    >Rating: 4

    great for short, moderate approach

    Familiarity:I've used it once or twice and have initial impressions
    Fit:True to size
    Size Bought10.5
    Height5` 11"
    Weight180 lbs

    I wear a 10.5 in most brands and ordered the same for the TX2s and they were more-or-less true to size, slightly on the snug side. I have average width feet and they did feel a bit tight at the outer bulge near my little toe. It doesn't help that I typically wear thicker socks (standard cotton athletic socks) but I don't always have that problem in other shoes. The second time I wore them with no socks and they felt better. I was impressed with how good they felt barefoot and will likely wear them without socks going forward. That said, I've only worn these a few times for short approaches of .5 miles or less and that is typically the distance I hike into the crag. If I were to make a longer approach in these shoes, I can't say how they'd hold up without socks or if the mild pain on my outer foot would increase. I'll have to update this when I do. They're definitely great for wearing while belaying and hanging at the crag. The laces are great (both on the tongue and on the heel); easily switch from tight enough for the hike to loose enough to very comfortably slip on and off. I haven't really put the toe to the test yet, but the vibram sole grips great. I had no problems hiking around on slick granite.

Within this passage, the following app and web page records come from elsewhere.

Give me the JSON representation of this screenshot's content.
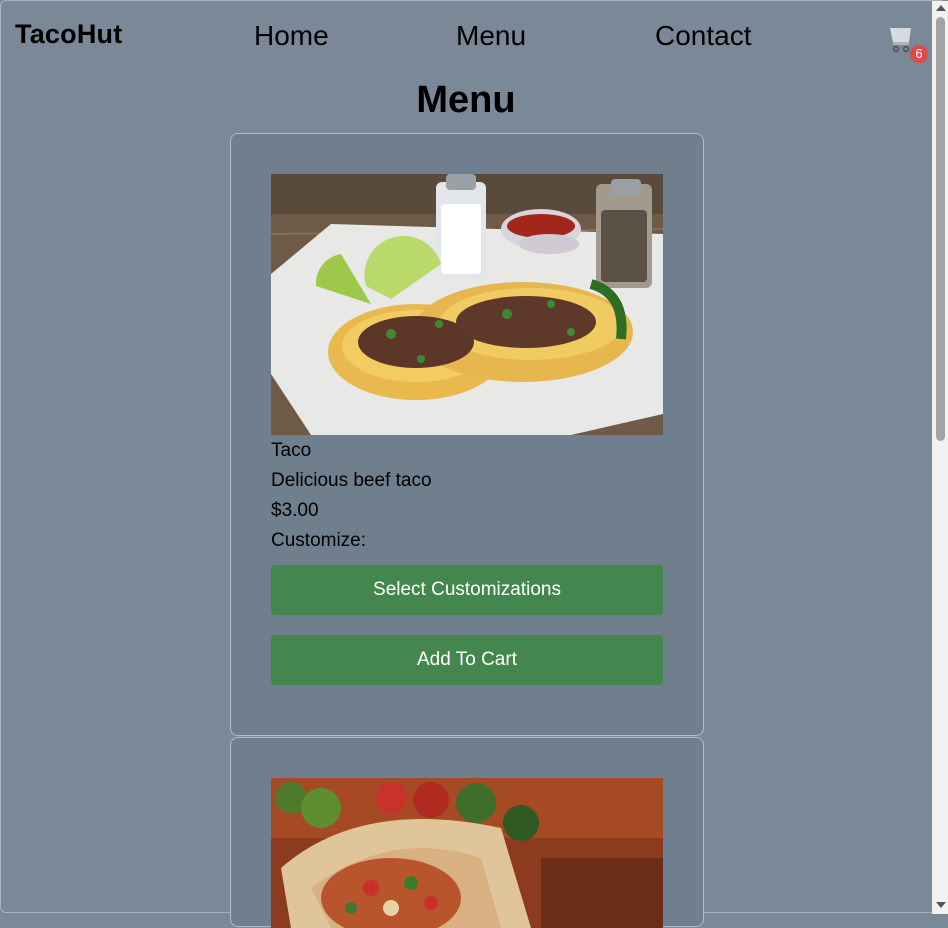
{
  "nav": {
    "brand": "TacoHut",
    "links": [
      "Home",
      "Menu",
      "Contact"
    ],
    "cart_icon": "shopping-cart-icon",
    "cart_count": "6"
  },
  "page": {
    "title": "Menu"
  },
  "menu_items": [
    {
      "name": "Taco",
      "description": "Delicious beef taco",
      "price": "$3.00",
      "customize_label": "Customize:",
      "customize_button": "Select Customizations",
      "add_button": "Add To Cart"
    }
  ],
  "colors": {
    "background": "#7b8897",
    "card": "#6f7f8e",
    "button": "#44874e",
    "badge": "#e34848"
  }
}
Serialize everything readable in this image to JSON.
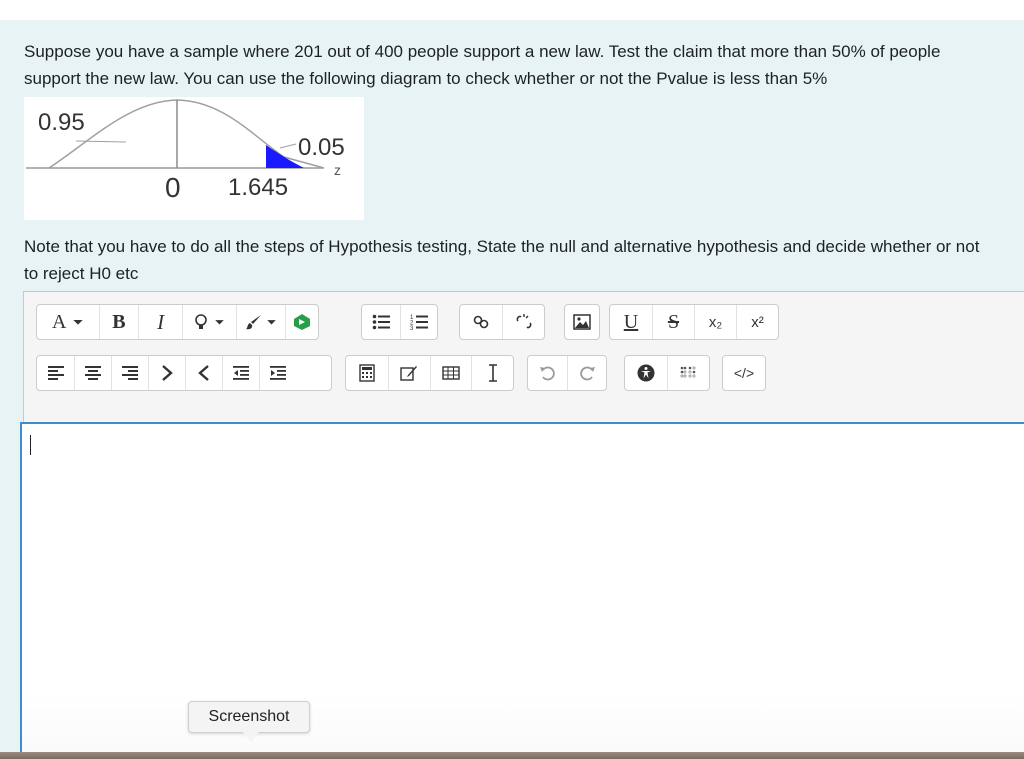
{
  "question": {
    "text": "Suppose you have a sample where 201 out of 400 people support a new law. Test the claim that more than 50% of people support the new law. You can use the following diagram to check whether or not the Pvalue is less than 5%",
    "note": "Note that you have to do all the steps of Hypothesis testing, State the null and alternative hypothesis and decide whether or not to reject H0 etc"
  },
  "diagram": {
    "label_left_area": "0.95",
    "label_right_tail": "0.05",
    "label_axis": "z",
    "label_center": "0",
    "label_critical": "1.645",
    "shade_color": "#1a1aff"
  },
  "editor": {
    "toolbar_row1": [
      {
        "name": "font-style-dropdown-button",
        "label": "A",
        "icon": "chevron-down"
      },
      {
        "name": "bold-button",
        "label": "B"
      },
      {
        "name": "italic-button",
        "label": "I"
      },
      {
        "name": "lightbulb-dropdown-button",
        "icon": "lightbulb-icon"
      },
      {
        "name": "paint-brush-dropdown-button",
        "icon": "paint-brush-icon"
      },
      {
        "name": "media-button",
        "icon": "h5p-icon"
      },
      {
        "name": "unordered-list-button",
        "icon": "list-ul-icon"
      },
      {
        "name": "ordered-list-button",
        "icon": "list-ol-icon"
      },
      {
        "name": "link-button",
        "icon": "link-icon"
      },
      {
        "name": "unlink-button",
        "icon": "unlink-icon"
      },
      {
        "name": "image-button",
        "icon": "image-icon"
      },
      {
        "name": "underline-button",
        "label": "U"
      },
      {
        "name": "strikethrough-button",
        "label": "S"
      },
      {
        "name": "subscript-button",
        "label": "x₂"
      },
      {
        "name": "superscript-button",
        "label": "x²"
      }
    ],
    "toolbar_row2": [
      "align-left-icon",
      "align-center-icon",
      "align-right-icon",
      "ltr-icon",
      "rtl-icon",
      "outdent-icon",
      "indent-icon",
      "equation-icon",
      "edit-icon",
      "table-icon",
      "clear-format-icon",
      "undo-icon",
      "redo-icon",
      "accessibility-icon",
      "braille-icon",
      "html-icon"
    ],
    "html_button_label": "</>",
    "accent_color": "#3b8ed0"
  },
  "tooltip": {
    "text": "Screenshot"
  }
}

    Can you tell me how they've been after a while of wearing? Did they stretch a bit? I want to buy a pair, 38 is snug but tight on the width especially the outer side, 39 is too long and 38.5 is not available! I am wondering if 38 would stretch with some wear?

    >Rating: 3

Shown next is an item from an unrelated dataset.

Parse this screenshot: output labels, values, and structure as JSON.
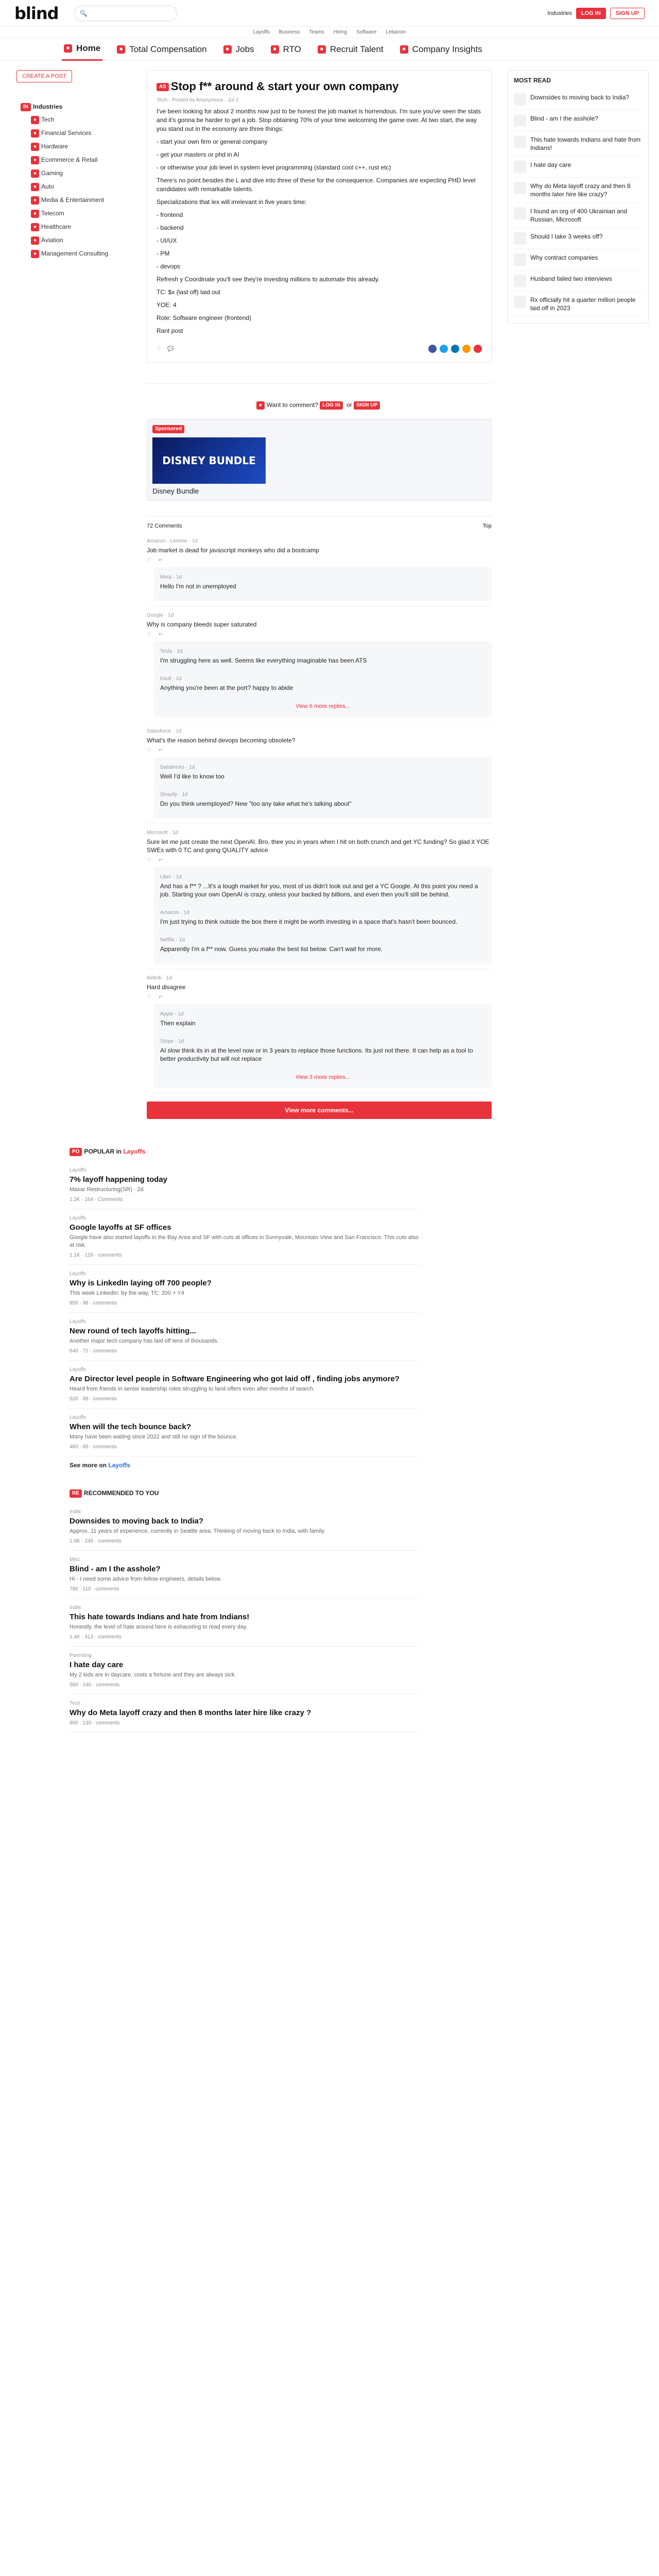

    TX2 vs TX3/4

    Familiarity:I returned this product before using it
    Fit:True to size
    Size Bought45
    Height5` 11"
    Weight170 lbs

    I ordered the TX3 and the TX2, and I tried on the TX4 locally. The TX4 and TX3 fit almost identically. They seem to be the same shoe, but with a leather upper on the TX4 and synthetic upper on the TX3. The forefoot on the TX3/4 is pretty wide, and it fit my wide forefoot well. Better than most Sportiva shoes, and way better than the Ganda. The TX2's upper is much lower profile than the TX3/4. You can see it clearly in the photo I attached. In addition, the TX2 was much more snug on my wide forefoot. My 6th toe pushed outward uncomfortably on the TX2's upper. I didn't notice it on the TX3/4. There is a weird bit of rubber on the sole at the outside of the ball of the foot as that I can image would help folks who supinate. Would be a detriment for people who over-pronate. None of these shoes are as precise as the Ganda, and they probably won't climb as well. But they all should hike much more comfortably for me. I wound up returning the TX2 and keeping the TX3, despite the TX3 being heavier. A single size 45 TX2 weighed 10 ounces on my scale, and a size 45 TX3 weighed 13 ounces.


    6th toe?

    A "6th toe" is also known as a "tailor's bunion" or "bunionette". It's a bump on the lateral side of the 5th metatarsal. It's a common problem for ski boot fitters to work with.


    Anyone tried these with a strapon crampon?

    Choosing a shoe to go with a strap on crampon depends on the stiffness of the shoe. These are stiffer shoes because of the Vibram Megagrip Rubber Sole that will work for strap on crampons but are more meant for rocky approaches on trails when hiking/climbing. These shoes are also not waterproof or water resistant. Strap on crampons are great if you will be using multiple different shoes/boots.


    Can anyone who owns these shoes offer some sizing info? What sizes do you wear in other popular shoes, e.g. La Sportiva Solution? Thanks :)